| WHAT TO PRODUCE |
Copy each line below as it stands, but skip any picture it contains.

· · · ·

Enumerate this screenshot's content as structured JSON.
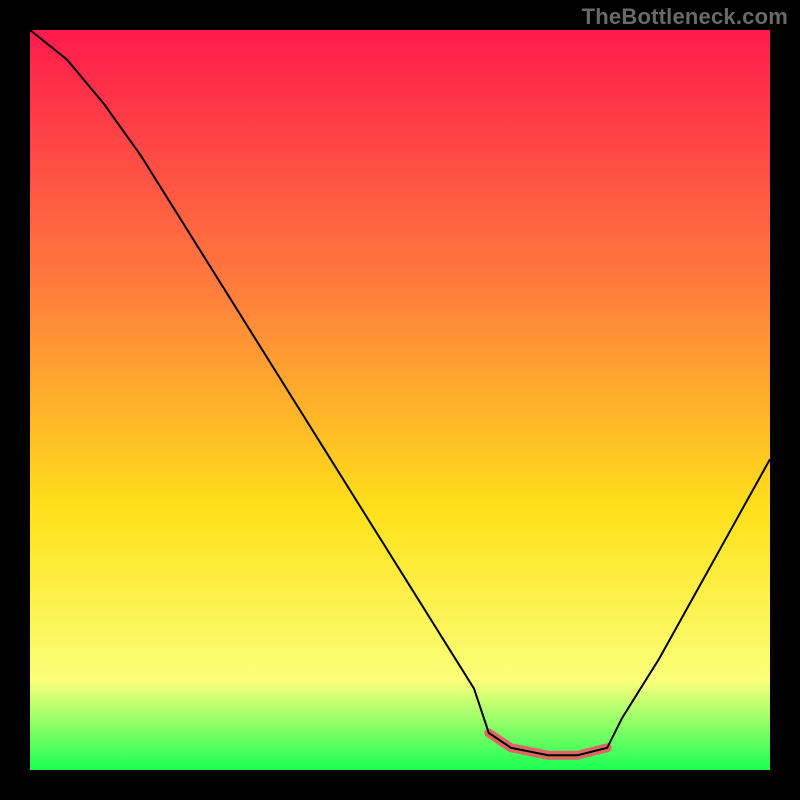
{
  "watermark": "TheBottleneck.com",
  "chart_data": {
    "type": "line",
    "title": "",
    "xlabel": "",
    "ylabel": "",
    "xlim": [
      0,
      100
    ],
    "ylim": [
      0,
      100
    ],
    "grid": false,
    "legend": "none",
    "background_gradient": {
      "top": "#ff1a4c",
      "mid_upper": "#ff7d3d",
      "mid": "#ffe11a",
      "mid_lower": "#faff7a",
      "bottom": "#1aff55"
    },
    "series": [
      {
        "name": "bottleneck-curve",
        "x": [
          0,
          5,
          10,
          15,
          20,
          25,
          30,
          35,
          40,
          45,
          50,
          55,
          60,
          62,
          65,
          70,
          74,
          78,
          80,
          85,
          90,
          95,
          100
        ],
        "y": [
          100,
          96,
          90,
          83,
          75,
          67,
          59,
          51,
          43,
          35,
          27,
          19,
          11,
          5,
          3,
          2,
          2,
          3,
          7,
          15,
          24,
          33,
          42
        ],
        "stroke": "#000000",
        "stroke_width": 2
      }
    ],
    "highlight_segment": {
      "name": "optimal-range",
      "x": [
        62,
        65,
        70,
        74,
        78
      ],
      "y": [
        5,
        3,
        2,
        2,
        3
      ],
      "stroke": "#e06666",
      "stroke_width": 9
    }
  }
}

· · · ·

| REPLY TO THE TASK |
Enumerate this screenshot's content as structured JSON.
{
  "watermark": "TheBottleneck.com",
  "chart_data": {
    "type": "line",
    "title": "",
    "xlabel": "",
    "ylabel": "",
    "xlim": [
      0,
      100
    ],
    "ylim": [
      0,
      100
    ],
    "grid": false,
    "legend": "none",
    "background_gradient": {
      "top": "#ff1a4c",
      "mid_upper": "#ff7d3d",
      "mid": "#ffe11a",
      "mid_lower": "#faff7a",
      "bottom": "#1aff55"
    },
    "series": [
      {
        "name": "bottleneck-curve",
        "x": [
          0,
          5,
          10,
          15,
          20,
          25,
          30,
          35,
          40,
          45,
          50,
          55,
          60,
          62,
          65,
          70,
          74,
          78,
          80,
          85,
          90,
          95,
          100
        ],
        "y": [
          100,
          96,
          90,
          83,
          75,
          67,
          59,
          51,
          43,
          35,
          27,
          19,
          11,
          5,
          3,
          2,
          2,
          3,
          7,
          15,
          24,
          33,
          42
        ],
        "stroke": "#000000",
        "stroke_width": 2
      }
    ],
    "highlight_segment": {
      "name": "optimal-range",
      "x": [
        62,
        65,
        70,
        74,
        78
      ],
      "y": [
        5,
        3,
        2,
        2,
        3
      ],
      "stroke": "#e06666",
      "stroke_width": 9
    }
  }
}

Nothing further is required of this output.